In your copy, reproduce each entry exactly and leave out the pictures.

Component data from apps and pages
○ ○ ○

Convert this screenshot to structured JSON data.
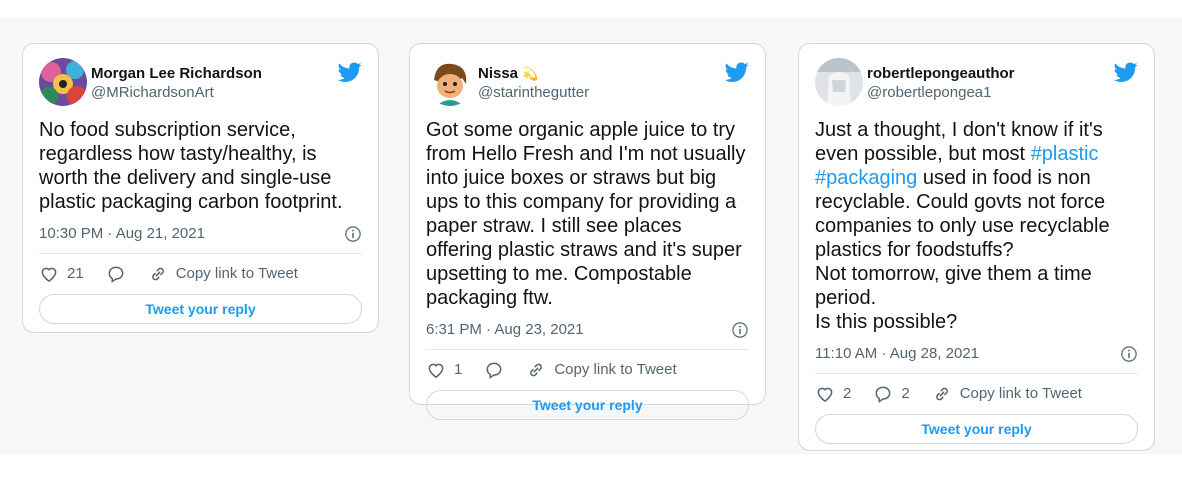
{
  "colors": {
    "twitter_blue": "#1d9bf0",
    "hashtag": "#1d9bf0",
    "text": "#0f1419",
    "muted": "#536471"
  },
  "tweets": [
    {
      "name": "Morgan Lee Richardson",
      "handle": "@MRichardsonArt",
      "text": "No food subscription service, regardless how tasty/healthy, is worth the delivery and single-use plastic packaging carbon footprint.",
      "timestamp": "10:30 PM · Aug 21, 2021",
      "likes": "21",
      "copy_link": "Copy link to Tweet",
      "reply": "Tweet your reply"
    },
    {
      "name": "Nissa",
      "name_emoji": "💫",
      "handle": "@starinthegutter",
      "text": "Got some organic apple juice to try from Hello Fresh and I'm not usually into juice boxes or straws but big ups to this company for providing a paper straw. I still see places offering plastic straws and it's super upsetting to me. Compostable packaging ftw.",
      "timestamp": "6:31 PM · Aug 23, 2021",
      "likes": "1",
      "copy_link": "Copy link to Tweet",
      "reply": "Tweet your reply"
    },
    {
      "name": "robertlepongeauthor",
      "handle": "@robertlepongea1",
      "text_before": "Just a thought, I don't know if it's even possible, but most ",
      "hashtag1": "#plastic",
      "text_space": " ",
      "hashtag2": "#packaging",
      "text_after": " used in food is non recyclable. Could govts not force companies to only use recyclable plastics for foodstuffs?\nNot tomorrow, give them a time period.\nIs this possible?",
      "timestamp": "11:10 AM · Aug 28, 2021",
      "likes": "2",
      "replies": "2",
      "copy_link": "Copy link to Tweet",
      "reply": "Tweet your reply"
    }
  ]
}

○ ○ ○

- ANSWER TO THIS PROBLEM
Convert this screenshot to structured JSON data.
{
  "colors": {
    "twitter_blue": "#1d9bf0",
    "hashtag": "#1d9bf0",
    "text": "#0f1419",
    "muted": "#536471"
  },
  "tweets": [
    {
      "name": "Morgan Lee Richardson",
      "handle": "@MRichardsonArt",
      "text": "No food subscription service, regardless how tasty/healthy, is worth the delivery and single-use plastic packaging carbon footprint.",
      "timestamp": "10:30 PM · Aug 21, 2021",
      "likes": "21",
      "copy_link": "Copy link to Tweet",
      "reply": "Tweet your reply"
    },
    {
      "name": "Nissa",
      "name_emoji": "💫",
      "handle": "@starinthegutter",
      "text": "Got some organic apple juice to try from Hello Fresh and I'm not usually into juice boxes or straws but big ups to this company for providing a paper straw. I still see places offering plastic straws and it's super upsetting to me. Compostable packaging ftw.",
      "timestamp": "6:31 PM · Aug 23, 2021",
      "likes": "1",
      "copy_link": "Copy link to Tweet",
      "reply": "Tweet your reply"
    },
    {
      "name": "robertlepongeauthor",
      "handle": "@robertlepongea1",
      "text_before": "Just a thought, I don't know if it's even possible, but most ",
      "hashtag1": "#plastic",
      "text_space": " ",
      "hashtag2": "#packaging",
      "text_after": " used in food is non recyclable. Could govts not force companies to only use recyclable plastics for foodstuffs?\nNot tomorrow, give them a time period.\nIs this possible?",
      "timestamp": "11:10 AM · Aug 28, 2021",
      "likes": "2",
      "replies": "2",
      "copy_link": "Copy link to Tweet",
      "reply": "Tweet your reply"
    }
  ]
}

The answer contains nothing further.